▸ Your task: The records must be returned word for word.
__________________________________________________
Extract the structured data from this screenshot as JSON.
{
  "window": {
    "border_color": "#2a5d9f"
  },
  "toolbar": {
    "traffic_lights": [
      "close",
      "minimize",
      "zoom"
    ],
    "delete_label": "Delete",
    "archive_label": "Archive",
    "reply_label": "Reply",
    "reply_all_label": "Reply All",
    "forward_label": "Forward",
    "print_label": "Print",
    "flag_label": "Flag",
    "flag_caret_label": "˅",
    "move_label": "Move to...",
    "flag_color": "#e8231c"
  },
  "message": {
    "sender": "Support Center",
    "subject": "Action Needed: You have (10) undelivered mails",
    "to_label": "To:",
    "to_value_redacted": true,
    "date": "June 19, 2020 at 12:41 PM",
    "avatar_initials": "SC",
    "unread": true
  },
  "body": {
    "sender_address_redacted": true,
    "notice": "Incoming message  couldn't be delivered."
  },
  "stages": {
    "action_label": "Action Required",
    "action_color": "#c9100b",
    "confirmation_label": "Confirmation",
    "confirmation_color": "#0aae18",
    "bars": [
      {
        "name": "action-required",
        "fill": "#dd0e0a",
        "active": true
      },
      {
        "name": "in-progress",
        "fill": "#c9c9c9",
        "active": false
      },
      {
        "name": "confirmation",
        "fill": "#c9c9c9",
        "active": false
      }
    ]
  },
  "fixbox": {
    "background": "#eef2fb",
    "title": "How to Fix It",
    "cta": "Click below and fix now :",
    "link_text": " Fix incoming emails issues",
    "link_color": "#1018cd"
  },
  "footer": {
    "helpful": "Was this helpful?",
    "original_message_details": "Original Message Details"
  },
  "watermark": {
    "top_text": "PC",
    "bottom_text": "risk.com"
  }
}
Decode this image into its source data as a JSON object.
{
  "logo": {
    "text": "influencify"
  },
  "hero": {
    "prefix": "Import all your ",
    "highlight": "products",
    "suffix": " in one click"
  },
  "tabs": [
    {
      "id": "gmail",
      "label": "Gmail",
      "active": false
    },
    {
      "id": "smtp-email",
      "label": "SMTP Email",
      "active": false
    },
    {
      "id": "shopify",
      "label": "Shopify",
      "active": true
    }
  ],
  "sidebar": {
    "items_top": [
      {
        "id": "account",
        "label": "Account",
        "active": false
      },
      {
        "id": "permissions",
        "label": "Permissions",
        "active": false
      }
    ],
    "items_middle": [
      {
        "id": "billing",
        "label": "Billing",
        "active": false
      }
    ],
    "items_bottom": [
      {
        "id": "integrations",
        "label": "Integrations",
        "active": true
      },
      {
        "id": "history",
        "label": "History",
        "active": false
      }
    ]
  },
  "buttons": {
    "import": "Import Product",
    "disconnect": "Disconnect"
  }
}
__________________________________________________
▸ Result for this exercise:
Extract the structured data from this screenshot as JSON.
{
  "window": {
    "border_color": "#2a5d9f"
  },
  "toolbar": {
    "traffic_lights": [
      "close",
      "minimize",
      "zoom"
    ],
    "delete_label": "Delete",
    "archive_label": "Archive",
    "reply_label": "Reply",
    "reply_all_label": "Reply All",
    "forward_label": "Forward",
    "print_label": "Print",
    "flag_label": "Flag",
    "flag_caret_label": "˅",
    "move_label": "Move to...",
    "flag_color": "#e8231c"
  },
  "message": {
    "sender": "Support Center",
    "subject": "Action Needed: You have (10) undelivered mails",
    "to_label": "To:",
    "to_value_redacted": true,
    "date": "June 19, 2020 at 12:41 PM",
    "avatar_initials": "SC",
    "unread": true
  },
  "body": {
    "sender_address_redacted": true,
    "notice": "Incoming message  couldn't be delivered."
  },
  "stages": {
    "action_label": "Action Required",
    "action_color": "#c9100b",
    "confirmation_label": "Confirmation",
    "confirmation_color": "#0aae18",
    "bars": [
      {
        "name": "action-required",
        "fill": "#dd0e0a",
        "active": true
      },
      {
        "name": "in-progress",
        "fill": "#c9c9c9",
        "active": false
      },
      {
        "name": "confirmation",
        "fill": "#c9c9c9",
        "active": false
      }
    ]
  },
  "fixbox": {
    "background": "#eef2fb",
    "title": "How to Fix It",
    "cta": "Click below and fix now :",
    "link_text": " Fix incoming emails issues",
    "link_color": "#1018cd"
  },
  "footer": {
    "helpful": "Was this helpful?",
    "original_message_details": "Original Message Details"
  },
  "watermark": {
    "top_text": "PC",
    "bottom_text": "risk.com"
  }
}
Decode this image into its source data as a JSON object.
{
  "logo": {
    "text": "influencify"
  },
  "hero": {
    "prefix": "Import all your ",
    "highlight": "products",
    "suffix": " in one click"
  },
  "tabs": [
    {
      "id": "gmail",
      "label": "Gmail",
      "active": false
    },
    {
      "id": "smtp-email",
      "label": "SMTP Email",
      "active": false
    },
    {
      "id": "shopify",
      "label": "Shopify",
      "active": true
    }
  ],
  "sidebar": {
    "items_top": [
      {
        "id": "account",
        "label": "Account",
        "active": false
      },
      {
        "id": "permissions",
        "label": "Permissions",
        "active": false
      }
    ],
    "items_middle": [
      {
        "id": "billing",
        "label": "Billing",
        "active": false
      }
    ],
    "items_bottom": [
      {
        "id": "integrations",
        "label": "Integrations",
        "active": true
      },
      {
        "id": "history",
        "label": "History",
        "active": false
      }
    ]
  },
  "buttons": {
    "import": "Import Product",
    "disconnect": "Disconnect"
  }
}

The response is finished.